Surabaya protest demands US be held liable for contaminated waste imports

CNN Indonesia – July 12, 2019
Protest against waste imports near US Consulate in Surabaya – July 12, 2019 (CNN)
Protest against waste imports near US Consulate in Surabaya – July 12, 2019 (CNN)

Surabaya – A group of people from the Brantas River Coalition to Stop Imported Plastic Trash (Bracsip) held a protest action not far from the US Consulate General in Citra Raya Niaga, Surabaya, on Friday July 12.

They were protesting imported plastic waste which is alleged to have been illegally smuggled into Indonesia from the US.

During the action, which was held around 200 metres from the US Consulate, they brought a pile of imported plastic waste. As well as giving speeches they also brought a giant replica fish with scales made out of waste packaging imported from the US.

Bracsip coordinator Prigi Arisandi said that the US is the largest exporter of waste into Indonesia. According to National Statistics Agency (BPS) data, said Arisandi, East Java has accepted at least 738,685 tons of waste paper from the US.

In July, the Tanjung Perak port customs and excise office in Surabaya detained at least 38 containers of paper waste from the US. Earlier in June, as many as five containers of waste were sent back to Seattle.

Arisandi said that the waste included plastic bottles, food packaging, second hand clothing, baby’s diapers, electronic waste and cans which are categorised as toxic and hazardous materials (B3) and were smuggled in as waste paper.

“The findings of a Bracsip investigation showed that paper waste imports categorised as green line (permitted) turned out to be contaminated with household waste, particularly plastic waste, with a percentage of as much as 30 percent”, said Arisandi in Surabaya.

The high level of plastic waste contamination in the imported paper waste has a terrible impact on the environment, one of which is micro-plastic pollution of the Brantas River.

The Wetlands Conservation and Ecological Study Foundation (Ecoton) found that there are 12 paper factories that make use of imported waste materials.

The factories, which are located in the East Java cities of Surabaya, Gresik, Sidoarjo, Mojokerto, Malang, Kediri and Nganjuk, dispose of their liquid waste mixed with micro-plastics into the Surabaya River.

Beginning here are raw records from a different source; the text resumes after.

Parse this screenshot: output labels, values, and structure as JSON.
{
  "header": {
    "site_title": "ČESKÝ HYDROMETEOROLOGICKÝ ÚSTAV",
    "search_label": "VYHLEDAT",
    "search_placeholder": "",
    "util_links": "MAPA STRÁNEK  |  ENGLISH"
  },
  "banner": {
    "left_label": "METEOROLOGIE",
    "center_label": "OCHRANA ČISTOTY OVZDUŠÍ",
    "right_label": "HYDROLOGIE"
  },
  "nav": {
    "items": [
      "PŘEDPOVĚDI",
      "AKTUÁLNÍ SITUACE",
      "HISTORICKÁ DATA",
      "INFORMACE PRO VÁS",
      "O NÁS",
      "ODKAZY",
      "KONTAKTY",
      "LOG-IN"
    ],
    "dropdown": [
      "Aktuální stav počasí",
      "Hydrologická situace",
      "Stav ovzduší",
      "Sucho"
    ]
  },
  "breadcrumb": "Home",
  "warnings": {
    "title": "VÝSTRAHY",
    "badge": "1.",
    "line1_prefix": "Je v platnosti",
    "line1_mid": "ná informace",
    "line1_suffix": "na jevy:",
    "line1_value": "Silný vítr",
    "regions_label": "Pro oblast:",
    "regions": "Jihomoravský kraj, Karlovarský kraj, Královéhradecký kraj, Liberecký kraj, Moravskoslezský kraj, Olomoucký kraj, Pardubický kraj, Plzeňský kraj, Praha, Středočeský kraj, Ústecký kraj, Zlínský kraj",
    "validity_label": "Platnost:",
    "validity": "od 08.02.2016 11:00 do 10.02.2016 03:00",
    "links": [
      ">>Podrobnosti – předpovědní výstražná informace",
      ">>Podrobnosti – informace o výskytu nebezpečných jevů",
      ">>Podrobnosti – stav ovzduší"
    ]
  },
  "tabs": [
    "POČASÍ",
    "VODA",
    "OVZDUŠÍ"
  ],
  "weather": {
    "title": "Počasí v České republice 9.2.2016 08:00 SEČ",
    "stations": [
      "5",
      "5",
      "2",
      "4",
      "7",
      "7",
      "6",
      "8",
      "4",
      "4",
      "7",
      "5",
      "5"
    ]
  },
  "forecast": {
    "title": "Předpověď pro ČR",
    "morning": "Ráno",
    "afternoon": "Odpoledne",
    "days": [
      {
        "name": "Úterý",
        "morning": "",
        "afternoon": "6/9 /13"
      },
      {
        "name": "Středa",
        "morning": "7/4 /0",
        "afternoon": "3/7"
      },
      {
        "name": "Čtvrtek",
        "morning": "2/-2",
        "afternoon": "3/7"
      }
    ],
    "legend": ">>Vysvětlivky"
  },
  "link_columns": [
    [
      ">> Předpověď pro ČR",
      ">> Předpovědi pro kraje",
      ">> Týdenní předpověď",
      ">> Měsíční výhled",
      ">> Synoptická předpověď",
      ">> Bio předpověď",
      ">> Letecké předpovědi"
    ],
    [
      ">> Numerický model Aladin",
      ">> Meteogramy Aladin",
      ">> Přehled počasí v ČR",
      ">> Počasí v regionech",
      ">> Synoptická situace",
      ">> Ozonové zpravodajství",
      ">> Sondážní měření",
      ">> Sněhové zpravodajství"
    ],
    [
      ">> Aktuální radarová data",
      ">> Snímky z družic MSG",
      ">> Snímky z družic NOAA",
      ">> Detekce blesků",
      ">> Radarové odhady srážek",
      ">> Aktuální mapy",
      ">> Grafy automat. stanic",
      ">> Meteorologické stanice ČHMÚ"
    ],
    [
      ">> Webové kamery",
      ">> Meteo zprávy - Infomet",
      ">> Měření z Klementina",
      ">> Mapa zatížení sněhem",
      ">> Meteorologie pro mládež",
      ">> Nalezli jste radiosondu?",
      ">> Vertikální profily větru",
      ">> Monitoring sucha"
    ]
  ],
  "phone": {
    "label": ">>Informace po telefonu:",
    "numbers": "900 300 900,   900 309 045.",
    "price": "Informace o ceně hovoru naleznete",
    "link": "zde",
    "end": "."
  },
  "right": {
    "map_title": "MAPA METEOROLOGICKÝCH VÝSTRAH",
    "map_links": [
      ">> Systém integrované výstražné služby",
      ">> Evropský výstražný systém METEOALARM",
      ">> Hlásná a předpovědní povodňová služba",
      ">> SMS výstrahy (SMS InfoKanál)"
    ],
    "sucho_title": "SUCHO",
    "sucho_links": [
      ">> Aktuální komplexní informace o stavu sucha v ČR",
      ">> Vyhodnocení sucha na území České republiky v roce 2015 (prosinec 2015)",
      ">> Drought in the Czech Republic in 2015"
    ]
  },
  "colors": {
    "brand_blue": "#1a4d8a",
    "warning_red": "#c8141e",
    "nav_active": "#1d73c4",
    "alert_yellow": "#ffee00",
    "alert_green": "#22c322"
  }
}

Yet, said Arisandi, the water from this river is used by the state-own water company PDAM to supply water to 5 million East Java residents.

“Micro-plastic is very dangerous because when in water it absorbs detergents, pesticides, heavy metals and compound chemicals which then enter the body through water and food which are contaminated by micro-plastic. The fact is that 80 percent of the fish in the Brantas [River] contain micro-plastics”, he said.

This is not to mention the health risks for those collecting and distributing plastic waste. Waste imports, said Arisandi, promote the development of plastic waste distribution businesses in the vicinity of paper factories, where people can buy plastic waste from companies for sorting and resale.

Physical contact with this waste creates the potential for contamination with dangerous materials and increases the risk of health problems. Imported waste also has the potential to contain B3 waste.

Arisandi, who is also the director of Ecoton, says that their research shows that only 60 percent of this imported waste can be processed for recycling. The remaining 40 percent meanwhile is burnt or used as a fuel for small-scale industries.

If the waste is burnt, the plastic triggers the release of dioxin and furan, both of which are carcinogenic and cause lung cancer. This is of course bad for the air in East Java.

Looking at the many bad impacts on the environment due to this waste, Bracsip is urging the US government to stop the smuggling of household rubbish in paper waste exported into Indonesia, particularly East Java.

“We urge America to take responsibility for the environmental damage cause by plastic waste, domestic rubbish and filth which pollutes the earth, air and water in East Java”, said Arisandi.

“As well as apologising to the people of East Java for acting unethically by disposing of plastic waste in East Java’s environment”, he added. (frd/wis)

[Translated by James Balowski. The original title of the article was “Protes Sampah Impor, Massa di Jatim Geruduk Konjen Amerika”.]